Tagged KD27

Natural Morning Sickness Remedies: DIY Acupuncture / Acupressure

As an acupuncturist, it probably comes as no surprise that I would recommend acupuncture as the perfect remedy for morning sickness. I’ve been using acupuncture to treat nausea and vomiting for years and there are many good points that can be used for that purpose.

One point that’s commonly recommended for morning sickness is called P6 (or Neiguan) and is located a couple of inches above the wrist on the inside of the arm. Many people even recommend Sea-Bands for morning sickness which are bands made to combat motion sickness and are designed to stimulate this point.

While P6 is a great all-purpose point for nausea, it’s not the best choice for morning sickness specifically.┬áThere is another point called KD27 (or Shufu) that is a much better (if lesser known) option. This is the point I credit with keeping me sane during my first trimester… While it didn’t completely eliminate my nausea, wearing tacks designed to constantly stimulate this point kept my discomfort to a minimum and relegated my morning sickness to the evening hours, allowing me to work comfortably all day. If I took the tacks off for too long, I’d be hit with all day queasiness that would make me want to curl up in bed all day and hide.

While I strongly recommend seeing an acupuncturist to locate this point properly (see www.POCAcoop.com to find a low-cost community acupuncture clinic near you), you can locate and stimulate these points on your own if that’s not a possibility.

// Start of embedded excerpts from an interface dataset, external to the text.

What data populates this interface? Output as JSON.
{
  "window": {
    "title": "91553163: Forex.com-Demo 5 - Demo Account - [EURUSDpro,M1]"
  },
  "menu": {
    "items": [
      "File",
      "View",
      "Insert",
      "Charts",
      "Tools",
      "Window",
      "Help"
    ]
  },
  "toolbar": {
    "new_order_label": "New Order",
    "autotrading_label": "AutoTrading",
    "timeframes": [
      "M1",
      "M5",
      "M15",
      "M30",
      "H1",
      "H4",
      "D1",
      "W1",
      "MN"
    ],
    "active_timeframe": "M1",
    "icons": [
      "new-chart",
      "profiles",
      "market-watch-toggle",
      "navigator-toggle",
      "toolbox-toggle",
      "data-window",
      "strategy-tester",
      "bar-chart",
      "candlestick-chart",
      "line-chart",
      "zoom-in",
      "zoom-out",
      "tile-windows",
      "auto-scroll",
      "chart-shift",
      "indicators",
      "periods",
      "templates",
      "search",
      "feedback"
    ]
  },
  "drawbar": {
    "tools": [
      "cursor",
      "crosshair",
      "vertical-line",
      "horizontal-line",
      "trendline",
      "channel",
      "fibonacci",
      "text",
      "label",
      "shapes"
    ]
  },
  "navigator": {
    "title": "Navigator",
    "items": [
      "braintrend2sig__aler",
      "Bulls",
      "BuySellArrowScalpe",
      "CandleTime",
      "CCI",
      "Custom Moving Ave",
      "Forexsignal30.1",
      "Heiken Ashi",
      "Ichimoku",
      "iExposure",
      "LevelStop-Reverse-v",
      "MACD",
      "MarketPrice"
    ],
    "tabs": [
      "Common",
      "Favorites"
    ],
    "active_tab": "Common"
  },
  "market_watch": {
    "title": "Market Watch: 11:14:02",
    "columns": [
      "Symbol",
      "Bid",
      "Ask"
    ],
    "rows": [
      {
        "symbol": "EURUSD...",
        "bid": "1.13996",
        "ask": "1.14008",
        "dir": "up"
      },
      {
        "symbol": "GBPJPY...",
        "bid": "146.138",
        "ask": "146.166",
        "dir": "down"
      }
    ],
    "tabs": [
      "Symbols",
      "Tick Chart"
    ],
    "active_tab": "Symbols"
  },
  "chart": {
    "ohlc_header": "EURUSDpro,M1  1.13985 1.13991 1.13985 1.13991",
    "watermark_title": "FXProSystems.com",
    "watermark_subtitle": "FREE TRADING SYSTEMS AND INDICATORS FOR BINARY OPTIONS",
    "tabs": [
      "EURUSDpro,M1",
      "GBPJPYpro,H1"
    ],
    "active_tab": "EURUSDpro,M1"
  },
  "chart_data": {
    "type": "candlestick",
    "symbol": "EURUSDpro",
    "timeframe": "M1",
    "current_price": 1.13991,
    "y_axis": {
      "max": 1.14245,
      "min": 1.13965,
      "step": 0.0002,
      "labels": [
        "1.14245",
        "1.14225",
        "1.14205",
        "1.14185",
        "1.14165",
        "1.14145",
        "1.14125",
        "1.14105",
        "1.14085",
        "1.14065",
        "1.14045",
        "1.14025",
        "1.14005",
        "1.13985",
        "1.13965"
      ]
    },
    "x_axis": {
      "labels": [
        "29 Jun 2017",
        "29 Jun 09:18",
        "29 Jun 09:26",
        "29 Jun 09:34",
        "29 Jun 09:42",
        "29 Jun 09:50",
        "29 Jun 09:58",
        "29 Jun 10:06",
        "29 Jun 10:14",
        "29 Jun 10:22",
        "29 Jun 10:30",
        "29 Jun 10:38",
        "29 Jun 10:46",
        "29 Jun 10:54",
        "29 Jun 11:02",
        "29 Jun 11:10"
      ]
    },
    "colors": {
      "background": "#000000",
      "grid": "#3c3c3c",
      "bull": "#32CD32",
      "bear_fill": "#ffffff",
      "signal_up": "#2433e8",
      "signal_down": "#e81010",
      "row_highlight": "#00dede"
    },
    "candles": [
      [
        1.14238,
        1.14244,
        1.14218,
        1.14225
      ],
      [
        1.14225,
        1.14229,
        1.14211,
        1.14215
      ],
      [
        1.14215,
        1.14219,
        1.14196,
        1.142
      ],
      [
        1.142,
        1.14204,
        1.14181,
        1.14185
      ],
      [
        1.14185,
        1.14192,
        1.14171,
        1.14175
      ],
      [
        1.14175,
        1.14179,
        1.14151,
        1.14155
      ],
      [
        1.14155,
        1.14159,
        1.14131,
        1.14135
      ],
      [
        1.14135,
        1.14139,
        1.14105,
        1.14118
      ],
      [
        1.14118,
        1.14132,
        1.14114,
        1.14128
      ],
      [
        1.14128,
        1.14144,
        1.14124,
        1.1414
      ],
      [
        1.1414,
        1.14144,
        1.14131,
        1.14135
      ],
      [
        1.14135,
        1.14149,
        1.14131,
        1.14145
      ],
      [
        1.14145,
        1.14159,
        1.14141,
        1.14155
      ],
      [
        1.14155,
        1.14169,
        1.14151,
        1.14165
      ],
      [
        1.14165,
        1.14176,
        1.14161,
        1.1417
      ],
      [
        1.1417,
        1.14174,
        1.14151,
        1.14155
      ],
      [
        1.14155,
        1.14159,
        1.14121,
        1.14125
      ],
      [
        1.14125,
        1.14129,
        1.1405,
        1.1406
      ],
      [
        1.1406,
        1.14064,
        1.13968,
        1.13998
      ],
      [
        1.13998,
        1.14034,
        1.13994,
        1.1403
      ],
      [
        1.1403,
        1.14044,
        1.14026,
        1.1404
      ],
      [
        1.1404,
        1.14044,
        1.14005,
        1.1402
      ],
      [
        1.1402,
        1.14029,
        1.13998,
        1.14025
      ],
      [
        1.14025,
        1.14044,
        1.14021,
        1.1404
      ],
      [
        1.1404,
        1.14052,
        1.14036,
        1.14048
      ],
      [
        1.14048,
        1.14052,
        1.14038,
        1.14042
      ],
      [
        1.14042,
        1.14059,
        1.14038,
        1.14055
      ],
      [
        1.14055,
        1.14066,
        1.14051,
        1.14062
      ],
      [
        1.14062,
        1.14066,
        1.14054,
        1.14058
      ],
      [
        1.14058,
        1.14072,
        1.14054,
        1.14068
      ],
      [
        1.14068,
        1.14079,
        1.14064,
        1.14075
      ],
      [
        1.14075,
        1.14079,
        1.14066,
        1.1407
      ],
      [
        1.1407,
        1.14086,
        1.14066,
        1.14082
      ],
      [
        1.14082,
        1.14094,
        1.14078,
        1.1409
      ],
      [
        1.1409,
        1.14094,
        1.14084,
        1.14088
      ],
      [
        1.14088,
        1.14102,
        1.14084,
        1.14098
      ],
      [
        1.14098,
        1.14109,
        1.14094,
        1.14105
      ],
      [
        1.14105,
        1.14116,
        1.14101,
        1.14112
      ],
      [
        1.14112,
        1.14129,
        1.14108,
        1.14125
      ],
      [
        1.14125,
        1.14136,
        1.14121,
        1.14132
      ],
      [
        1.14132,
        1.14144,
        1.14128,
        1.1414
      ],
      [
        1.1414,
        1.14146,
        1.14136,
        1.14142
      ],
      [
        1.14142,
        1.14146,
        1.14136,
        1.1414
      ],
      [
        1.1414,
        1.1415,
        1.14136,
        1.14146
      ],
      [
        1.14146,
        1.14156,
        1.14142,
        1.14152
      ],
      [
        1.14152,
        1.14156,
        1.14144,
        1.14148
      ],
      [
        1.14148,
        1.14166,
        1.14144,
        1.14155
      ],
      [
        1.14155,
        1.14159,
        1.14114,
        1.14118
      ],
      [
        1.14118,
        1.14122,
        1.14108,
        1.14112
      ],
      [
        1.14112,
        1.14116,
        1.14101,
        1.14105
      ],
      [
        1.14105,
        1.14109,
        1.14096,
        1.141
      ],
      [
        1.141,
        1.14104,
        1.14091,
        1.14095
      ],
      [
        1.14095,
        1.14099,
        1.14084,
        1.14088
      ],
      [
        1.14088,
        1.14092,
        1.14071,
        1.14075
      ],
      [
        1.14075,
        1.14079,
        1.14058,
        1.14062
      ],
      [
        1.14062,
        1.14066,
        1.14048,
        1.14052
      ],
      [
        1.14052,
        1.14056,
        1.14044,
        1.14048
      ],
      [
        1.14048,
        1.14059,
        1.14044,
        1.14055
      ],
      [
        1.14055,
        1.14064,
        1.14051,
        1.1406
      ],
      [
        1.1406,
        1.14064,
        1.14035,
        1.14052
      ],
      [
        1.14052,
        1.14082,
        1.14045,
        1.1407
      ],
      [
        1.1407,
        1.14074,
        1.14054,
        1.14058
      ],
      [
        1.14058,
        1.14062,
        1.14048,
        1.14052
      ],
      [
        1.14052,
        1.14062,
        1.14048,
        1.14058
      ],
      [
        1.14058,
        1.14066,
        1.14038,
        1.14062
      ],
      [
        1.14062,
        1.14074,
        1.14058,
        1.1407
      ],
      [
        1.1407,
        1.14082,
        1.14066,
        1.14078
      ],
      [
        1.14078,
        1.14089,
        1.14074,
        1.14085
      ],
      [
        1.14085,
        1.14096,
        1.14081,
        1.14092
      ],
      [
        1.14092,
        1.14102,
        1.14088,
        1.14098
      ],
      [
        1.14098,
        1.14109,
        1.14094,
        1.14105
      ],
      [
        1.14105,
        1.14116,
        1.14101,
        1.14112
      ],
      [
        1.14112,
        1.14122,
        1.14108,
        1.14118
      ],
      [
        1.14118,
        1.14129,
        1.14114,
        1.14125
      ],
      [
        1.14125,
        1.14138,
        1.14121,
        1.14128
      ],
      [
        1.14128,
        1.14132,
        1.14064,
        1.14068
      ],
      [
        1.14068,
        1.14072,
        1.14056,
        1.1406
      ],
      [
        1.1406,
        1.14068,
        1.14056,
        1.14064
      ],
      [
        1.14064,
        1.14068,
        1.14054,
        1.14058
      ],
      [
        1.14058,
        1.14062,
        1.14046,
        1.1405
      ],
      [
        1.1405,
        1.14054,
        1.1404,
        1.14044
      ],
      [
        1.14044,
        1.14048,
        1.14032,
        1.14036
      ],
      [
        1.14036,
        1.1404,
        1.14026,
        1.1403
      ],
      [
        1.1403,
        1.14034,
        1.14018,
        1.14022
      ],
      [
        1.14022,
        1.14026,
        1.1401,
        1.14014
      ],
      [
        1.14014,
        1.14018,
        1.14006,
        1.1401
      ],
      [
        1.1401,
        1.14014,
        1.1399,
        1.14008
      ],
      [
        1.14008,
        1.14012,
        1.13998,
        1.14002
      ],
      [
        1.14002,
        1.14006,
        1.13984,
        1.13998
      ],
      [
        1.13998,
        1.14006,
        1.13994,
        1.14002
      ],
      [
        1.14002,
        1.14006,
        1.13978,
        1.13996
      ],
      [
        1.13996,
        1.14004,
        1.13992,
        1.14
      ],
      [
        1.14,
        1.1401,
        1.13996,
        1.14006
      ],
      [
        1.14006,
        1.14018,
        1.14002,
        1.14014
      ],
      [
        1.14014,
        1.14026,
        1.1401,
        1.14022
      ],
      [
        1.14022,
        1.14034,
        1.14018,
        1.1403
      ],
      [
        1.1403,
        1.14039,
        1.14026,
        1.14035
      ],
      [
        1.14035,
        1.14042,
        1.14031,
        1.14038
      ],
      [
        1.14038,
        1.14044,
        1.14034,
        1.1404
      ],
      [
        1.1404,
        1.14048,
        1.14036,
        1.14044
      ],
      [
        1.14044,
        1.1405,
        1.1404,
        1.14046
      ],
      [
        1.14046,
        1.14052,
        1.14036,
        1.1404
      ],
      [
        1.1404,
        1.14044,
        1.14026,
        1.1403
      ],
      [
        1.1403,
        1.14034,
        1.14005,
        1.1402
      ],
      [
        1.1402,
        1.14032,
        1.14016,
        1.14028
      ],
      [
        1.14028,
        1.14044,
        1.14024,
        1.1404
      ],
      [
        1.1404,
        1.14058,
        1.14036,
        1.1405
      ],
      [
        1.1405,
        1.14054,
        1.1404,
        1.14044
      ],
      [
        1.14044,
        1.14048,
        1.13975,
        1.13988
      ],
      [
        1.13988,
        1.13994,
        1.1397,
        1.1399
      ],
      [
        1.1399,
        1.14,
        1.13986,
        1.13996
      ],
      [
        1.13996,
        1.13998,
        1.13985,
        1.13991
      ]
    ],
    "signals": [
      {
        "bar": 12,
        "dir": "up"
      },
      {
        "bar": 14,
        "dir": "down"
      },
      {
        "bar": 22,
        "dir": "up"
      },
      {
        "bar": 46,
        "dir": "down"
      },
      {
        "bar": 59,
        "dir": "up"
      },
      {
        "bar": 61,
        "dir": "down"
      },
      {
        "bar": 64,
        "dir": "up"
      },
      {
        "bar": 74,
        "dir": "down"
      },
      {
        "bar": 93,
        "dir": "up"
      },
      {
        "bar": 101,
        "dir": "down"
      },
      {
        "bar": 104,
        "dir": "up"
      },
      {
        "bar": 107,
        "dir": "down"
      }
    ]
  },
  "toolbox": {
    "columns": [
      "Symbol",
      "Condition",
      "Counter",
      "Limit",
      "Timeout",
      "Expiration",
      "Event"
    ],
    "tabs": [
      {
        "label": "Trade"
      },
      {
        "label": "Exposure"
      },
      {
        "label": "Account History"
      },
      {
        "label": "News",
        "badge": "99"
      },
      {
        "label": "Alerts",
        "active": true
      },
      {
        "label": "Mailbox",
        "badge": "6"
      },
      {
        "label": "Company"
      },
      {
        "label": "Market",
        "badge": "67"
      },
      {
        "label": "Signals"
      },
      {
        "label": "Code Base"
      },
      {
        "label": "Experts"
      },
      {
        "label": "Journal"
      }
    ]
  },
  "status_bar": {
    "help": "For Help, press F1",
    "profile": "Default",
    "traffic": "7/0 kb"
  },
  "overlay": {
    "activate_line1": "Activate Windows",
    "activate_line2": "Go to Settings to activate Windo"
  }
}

How to locate KD27:
To locate the point, stand in front of a mirror and locate your clavicle (the horizontal bone that runs along the top of your chest and connects your breastplate to the top of your shoulders). Feel along the top of the clavicle toward the center of your chest until you feel the place where the clavicle meets the breastbone on each side. Now move your fingers down and slightly outward until you feel a slight indentation where the bottom of your clavicle meets the breastbone. Press around in this area until you find a a point that is more sensitive than the rest of this area. The sensitive point in this indentation is KD27.

How to stimulate Kd27:
There are several ways to stimulate this acupuncture point.

First, you can use basic acupressure techniques. When feeling nauseated, locate this point and use the tip of your index finger to rub it firmly, using a small circular motion. You can also press on the point, applying firm pressure for at least 30 to 45 seconds. Acupressure at this point may help relieve acute nausea, but will probably not do much to prevent feelings of morning sickness unless you are stimulating this point constantly throughout the day.

The next most effective technique is to apply seeds or beads that will keep constant pressure on the points. These seeds (commonly called “ear seeds” since they’re often used to stimulate points on the ear) are available through acupuncturists, or they can be ordered on Amazon. Traditionally the seeds used by acupuncturists are from the vaccaria plant and are attached to a paper or woven adhesive backing, similar to a band-aid. Some acupuncturists now use beads made of gold, silver, or even magnets instead of vaccaria seeds, although I prefer the traditional seeds myself. These seeds can be applied to KD27 and worn for extended periods, then replaced when the adhesive backing comes loose from the skin.

The third option, which is by far the most effective, is using tiny acupuncture tacks that pierce the skin and can also be worn long term. Similar to vaccaria seeds, the needles are attached to an adhesive backing and can be replaced when the adhesive starts to lose its stickiness. Although I highly recommend having tacks initially placed by an acupuncturist (you can replace them yourself after your initial treatment), they are also readily available on Amazon.

You may feel a small pinch when the tacks are first applied, but they are completely painless once in place. Although infection at the needling site is extremely uncommon (I’ve never seen an infection from acupuncture needles or tacks during my ten years in practice), the skin should be wiped clean with alcohol to remove bacteria before inserting the tacks.

Each of these methods can be used continuously until morning sickness begins to subside, usually around 12 to 14 weeks.

Have you tried using acupuncture or acupressure for morning sickness? Did it work? Let me know in the comments below!